  10. Taylor GE Jr, Tingey DT (1981) Physiology of ecotypic response to sulfur dioxide in Geranium carolinianum L. Oecologia (Berlin) 49:76–82Google Scholar
  11. Winner WE, Mooney HA (1980a) Responses of Hawaiian plants to volcanic sulfur dioxide: Stomatal behavior and foliar injury. Science 210:789–791Google Scholar
  12. Winner WE, Mooney HA (1980b) Ecology of SO2 resistance: I. Effects of fumigations on gas exchange of deciduous and evergreen shrubs. Oecologia (Berlin) 44:290–295Google Scholar
  13. Winner WE, Mooney HA (1980c) Ecology of SO2 resistance: II. Photosynthetic changes of shrubs in relation to SO2 absorption and stomatal behavior. Oecologia (Berlin) 44:296–302Google Scholar
  14. Winner WE, Mooney HA (1980d) Ecology of SO2 resistance: III. Metabolic changes of C3 and C4 Atriplex species due to SO2 fumigations. Oecologia (Berl) 46:49–54Google Scholar
  15. Winner, WE, Koch GW, Mooney HA (1982) Ecology of SO2 resistance: IV Predicting metabolic responses of fumigated shrubs and trees.
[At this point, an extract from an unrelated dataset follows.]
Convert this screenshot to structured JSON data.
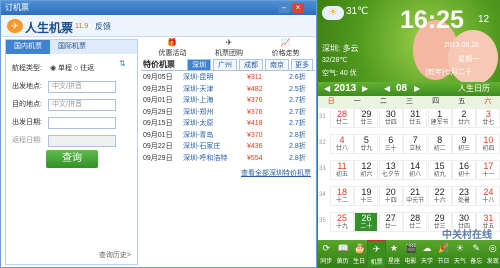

Oecologia (Berlin) 52:16–21Google Scholar

Copyright information

© Springer-Verlag 1985

Authors and Affiliations

  • William E. Winner
    • 1
  • Harold A. Mooney
    • 1
  1. 1.Department of Biological SciencesStanford UniversityStanfordUSA

Personalised recommendations